Darren Harrison, took the information from two primary schools where he had been employed and then transferred to the computer system at his new school. As he had no lawful reason to do such data processing, he was found to be in breach of the data protection legislation.
Six months into his role as Deputy Head at Isleworth Town Primary School, Harrison was suspended. A subsequent IT audit showed large volumes of sensitive personal data present on the Isleworth server from his previous schools, Spelthorne Primary and The Russell School in Richmond.
During the course of the investigation, Harrison provided no valid explanation as to how the information had appeared on his system, which was via an upload from his USB stick, stating he had deleted the personal data from it.
In a subsequent interview with the Information Commissioner’s Office (ICO) Harrison read from a prepared statement advising the information had been taken for professional purposes.
Appearing before EalingMagistrates’ Court, Harrison admitted two offences of unlawfully obtaining personal data in breach of s55 of the Data Protection Act 1998.
He was fined and with additional costs including a victim surcharge and court costs this totalled over £1000
In another incident, The University of Greenwich was fined £120,000 by the Information Commissioner following a “serious” security breach involving the personal data of nearly 20,000 people.
The personal data included contact details of 19,500 people including students, staff and alumni such as names, addresses and telephone numbers. However, around 3,500 of these included sensitive data such as information on extenuating circumstances, details of learning difficulties and staff sickness records and was subsequently posted online.
This was caused by a microsite created on the University infrastructure, created by an academic with the University’s consent to facilitate a training conference as long ago as 2004. The site had an anonymous upload function to allow delegates to upload conference papers. Following the conference, this was not removed or disabled and it didn’t receive regular security updates. In 2013 it became apparent that the site had been compromised.
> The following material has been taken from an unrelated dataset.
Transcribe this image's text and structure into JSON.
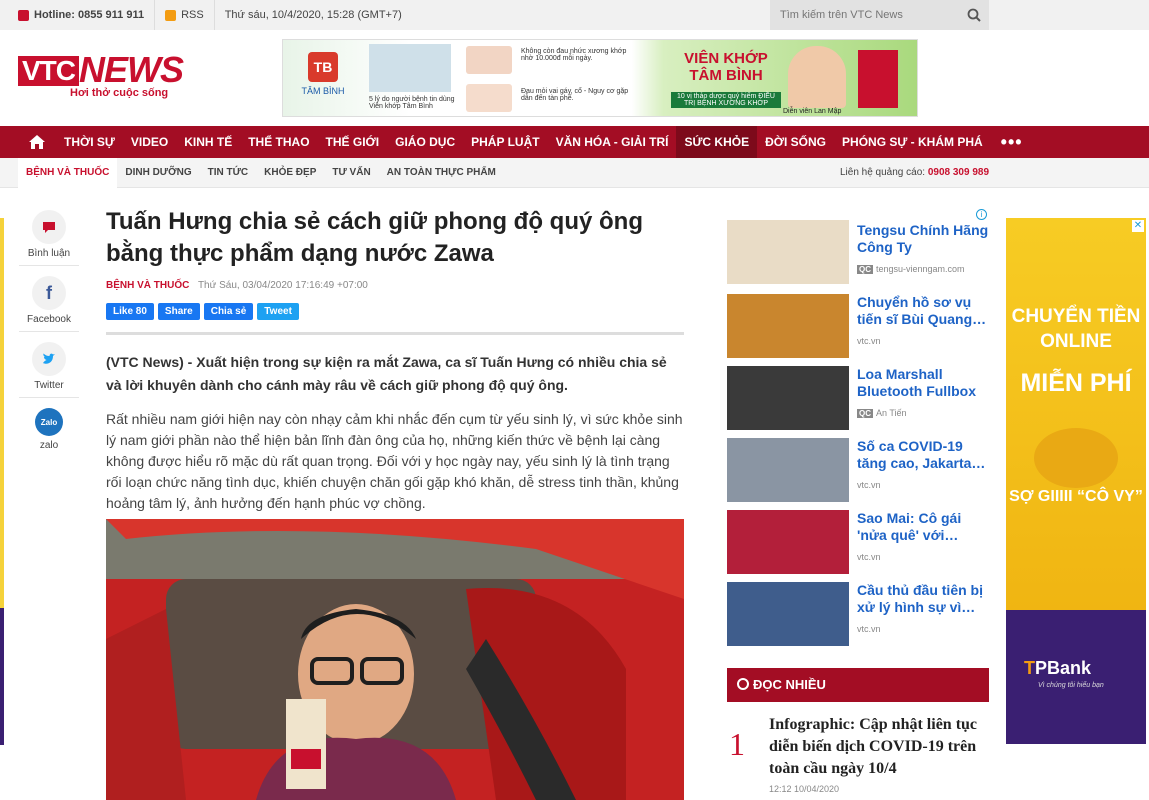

Im mid January 2016, hackers exploited this micro site using SQL injection to gain access to an account with sufficient permissions to upload PHP exploits. These exploits in turn allowed the attackers to gain access to other databases hosted on the web server. The attacker then extracted the data.
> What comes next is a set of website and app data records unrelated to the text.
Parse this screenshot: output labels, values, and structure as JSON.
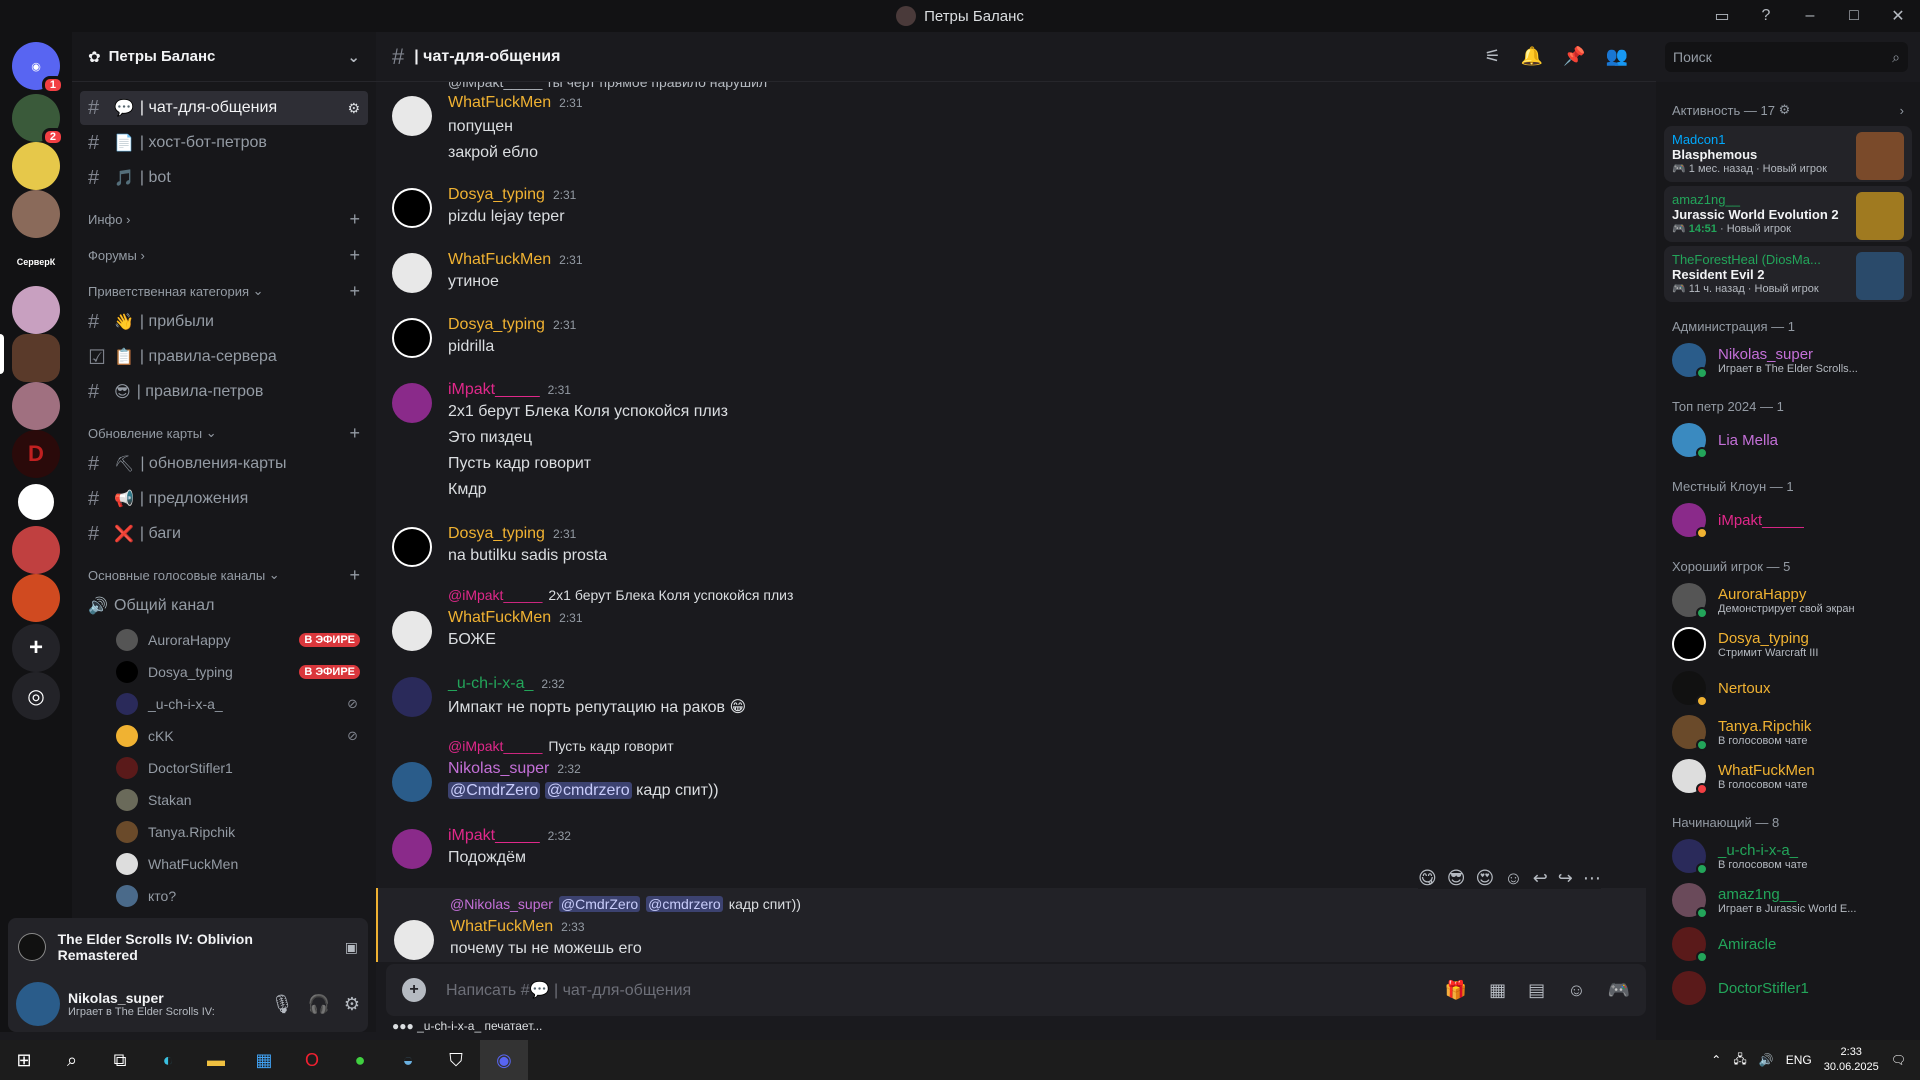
{
  "window": {
    "title": "Петры Баланс"
  },
  "guilds": [
    {
      "label": "",
      "badge": "1",
      "color": "#5865f2"
    },
    {
      "label": "",
      "badge": "2",
      "color": "#3a5a3a"
    },
    {
      "label": "",
      "badge": "",
      "color": "#e6c84a"
    },
    {
      "label": "",
      "badge": "",
      "color": "#8a6a5a"
    },
    {
      "label": "СерверК",
      "badge": "",
      "color": "#121214"
    },
    {
      "label": "",
      "badge": "",
      "color": "#c8a0c0"
    },
    {
      "label": "",
      "badge": "",
      "color": "#5a3a2a"
    },
    {
      "label": "",
      "badge": "",
      "color": "#a07080"
    },
    {
      "label": "D",
      "badge": "",
      "color": "#2a0a0a"
    },
    {
      "label": "",
      "badge": "",
      "color": "#ffffff"
    },
    {
      "label": "",
      "badge": "",
      "color": "#c04040"
    },
    {
      "label": "",
      "badge": "",
      "color": "#d04a20"
    }
  ],
  "server": {
    "name": "Петры Баланс"
  },
  "channels": {
    "top": [
      {
        "name": "| чат-для-общения",
        "emoji": "💬",
        "active": true
      },
      {
        "name": "| хост-бот-петров",
        "emoji": "📄"
      },
      {
        "name": "| bot",
        "emoji": "🎵"
      }
    ],
    "cat_info": "Инфо",
    "cat_forums": "Форумы",
    "cat_welcome": "Приветственная категория",
    "welcome": [
      {
        "name": "| прибыли",
        "emoji": "👋"
      },
      {
        "name": "| правила-сервера",
        "emoji": "📋"
      },
      {
        "name": "| правила-петров",
        "emoji": "😎"
      }
    ],
    "cat_map": "Обновление карты",
    "map": [
      {
        "name": "| обновления-карты",
        "emoji": "⛏"
      },
      {
        "name": "| предложения",
        "emoji": "📢"
      },
      {
        "name": "| баги",
        "emoji": "❌"
      }
    ],
    "cat_voice": "Основные голосовые каналы",
    "voice_channel": "Общий канал",
    "voice_users": [
      {
        "name": "AuroraHappy",
        "live": "В ЭФИРЕ"
      },
      {
        "name": "Dosya_typing",
        "live": "В ЭФИРЕ"
      },
      {
        "name": "_u-ch-i-x-a_",
        "live": ""
      },
      {
        "name": "cKK",
        "live": ""
      },
      {
        "name": "DoctorStifler1",
        "live": ""
      },
      {
        "name": "Stakan",
        "live": ""
      },
      {
        "name": "Tanya.Ripchik",
        "live": ""
      },
      {
        "name": "WhatFuckMen",
        "live": ""
      },
      {
        "name": "кто?",
        "live": ""
      }
    ]
  },
  "voicebar": {
    "game": "The Elder Scrolls IV: Oblivion Remastered"
  },
  "userbar": {
    "name": "Nikolas_super",
    "status": "Играет в The Elder Scrolls IV:"
  },
  "channel_header": {
    "name": "| чат-для-общения"
  },
  "search": {
    "placeholder": "Поиск"
  },
  "messages": {
    "m0_reply": "@iMpakt_____ ты черт прямое правило нарушил",
    "m1_name": "WhatFuckMen",
    "m1_time": "2:31",
    "m1_l1": "попущен",
    "m1_l2": "закрой ебло",
    "m2_name": "Dosya_typing",
    "m2_time": "2:31",
    "m2_l1": "pizdu lejay teper",
    "m3_name": "WhatFuckMen",
    "m3_time": "2:31",
    "m3_l1": "утиное",
    "m4_name": "Dosya_typing",
    "m4_time": "2:31",
    "m4_l1": "pidrilla",
    "m5_name": "iMpakt_____",
    "m5_time": "2:31",
    "m5_l1": "2х1 берут Блека Коля успокойся плиз",
    "m5_l2": "Это пиздец",
    "m5_l3": "Пусть кадр говорит",
    "m5_l4": "Кмдр",
    "m6_name": "Dosya_typing",
    "m6_time": "2:31",
    "m6_l1": "na butilku sadis prosta",
    "m7_reply_user": "@iMpakt_____",
    "m7_reply_text": "2х1 берут Блека Коля успокойся плиз",
    "m7_name": "WhatFuckMen",
    "m7_time": "2:31",
    "m7_l1": "БОЖЕ",
    "m8_name": "_u-ch-i-x-a_",
    "m8_time": "2:32",
    "m8_l1": "Импакт не порть репутацию на раков",
    "m9_reply_user": "@iMpakt_____",
    "m9_reply_text": "Пусть кадр говорит",
    "m9_name": "Nikolas_super",
    "m9_time": "2:32",
    "m9_mention1": "@CmdrZero",
    "m9_mention2": "@cmdrzero",
    "m9_text": "кадр спит))",
    "m10_name": "iMpakt_____",
    "m10_time": "2:32",
    "m10_l1": "Подождём",
    "m11_reply_user": "@Nikolas_super",
    "m11_mention1": "@CmdrZero",
    "m11_mention2": "@cmdrzero",
    "m11_reply_text": "кадр спит))",
    "m11_name": "WhatFuckMen",
    "m11_time": "2:33",
    "m11_l1": "почему ты не можешь его"
  },
  "composer": {
    "placeholder": "Написать #💬 | чат-для-общения"
  },
  "typing": "_u-ch-i-x-a_ печатает...",
  "members": {
    "activity_title": "Активность — 17",
    "activities": [
      {
        "user": "Madcon1",
        "user_color": "#00a8fc",
        "game": "Blasphemous",
        "meta": "1 мес. назад",
        "tag": "Новый игрок",
        "art": "#7a4a2a"
      },
      {
        "user": "amaz1ng__",
        "user_color": "#23a55a",
        "game": "Jurassic World Evolution 2",
        "meta": "14:51",
        "tag": "Новый игрок",
        "art": "#a07a20"
      },
      {
        "user": "TheForestHeal (DiosMa...",
        "user_color": "#23a55a",
        "game": "Resident Evil 2",
        "meta": "11 ч. назад",
        "tag": "Новый игрок",
        "art": "#2a4a6a"
      }
    ],
    "cat_admin": "Администрация — 1",
    "admin": [
      {
        "name": "Nikolas_super",
        "status": "Играет в The Elder Scrolls...",
        "color": "#c470d8"
      }
    ],
    "cat_top": "Топ петр 2024 — 1",
    "top": [
      {
        "name": "Lia Mella",
        "status": "",
        "color": "#c470d8"
      }
    ],
    "cat_clown": "Местный Клоун — 1",
    "clown": [
      {
        "name": "iMpakt_____",
        "status": "",
        "color": "#e0288a"
      }
    ],
    "cat_good": "Хороший игрок — 5",
    "good": [
      {
        "name": "AuroraHappy",
        "status": "Демонстрирует свой экран",
        "color": "#f0b232"
      },
      {
        "name": "Dosya_typing",
        "status": "Стримит Warcraft III",
        "color": "#f0b232"
      },
      {
        "name": "Nertoux",
        "status": "",
        "color": "#f0b232"
      },
      {
        "name": "Tanya.Ripchik",
        "status": "В голосовом чате",
        "color": "#f0b232"
      },
      {
        "name": "WhatFuckMen",
        "status": "В голосовом чате",
        "color": "#f0b232"
      }
    ],
    "cat_new": "Начинающий — 8",
    "new": [
      {
        "name": "_u-ch-i-x-a_",
        "status": "В голосовом чате",
        "color": "#23a55a"
      },
      {
        "name": "amaz1ng__",
        "status": "Играет в Jurassic World E...",
        "color": "#23a55a"
      },
      {
        "name": "Amiracle",
        "status": "",
        "color": "#23a55a"
      },
      {
        "name": "DoctorStifler1",
        "status": "",
        "color": "#23a55a"
      }
    ]
  },
  "taskbar": {
    "lang": "ENG",
    "time": "2:33",
    "date": "30.06.2025"
  }
}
The case of Harrison is symptomatic of careless IT and lack of care with regards to personal data. We have always recommended not using portable storage devices for reasons like the Harrison case but also for cyber hygiene. He took large amounts of data and admitted taking it for ‘professional reasons’ and that he had no right to process the data. For the latter, he was in breach of the DPA. Not only did he face a fine and costs, he also lost his job!
A representative of the ICO said: that “they (the ICO) will continue to take action against those who they find have abused their position of trust.”
What could the three schools have done to prevent this happening?
- Ban and block the use of USB storage devices to prevent anything being saved to them
- Cloud services where documents are accessed and worked on ‘in the cloud’ with download functions turned off
- Carry out data discovery to understand where data is being stored and by whom.
- Put in place an ‘Acceptable Use Policy’ to make the use of USB storage a disciplinary matter
- Create a security culture to encourage staff to discourage bad practices and behaviours.
How could the University have prevented their incident?
- Conducting an exercise to understand exactly was on their network. This would have revealed the presence of more than one microsite that were simply not needed.
- An audit to show risk of where student and other personal data was stored would have revealed how easily a theft could take place.
- Understanding the age of the data and why it was stored might have heled reduce the impact. If this data, or some of it, was historic and not required, then surely it would have been worth deleting and therefore reducing the size and impact of the breach
So, why do educational establishments need a Data Protection Officer?
- A good DPO is truly independent. An external DPO is even better
- To data map and discover data silos
- Understand the flow of data around the establishment
- Audit systems and users and their behaviours
- Record data breaches and repot where appropriate
- Handle DSAR’s in a complaint manner and record all requests and outcomes
- Ensure the supply chain is complaint and monitor this
- Help create a GDPR culture and train all the people in the school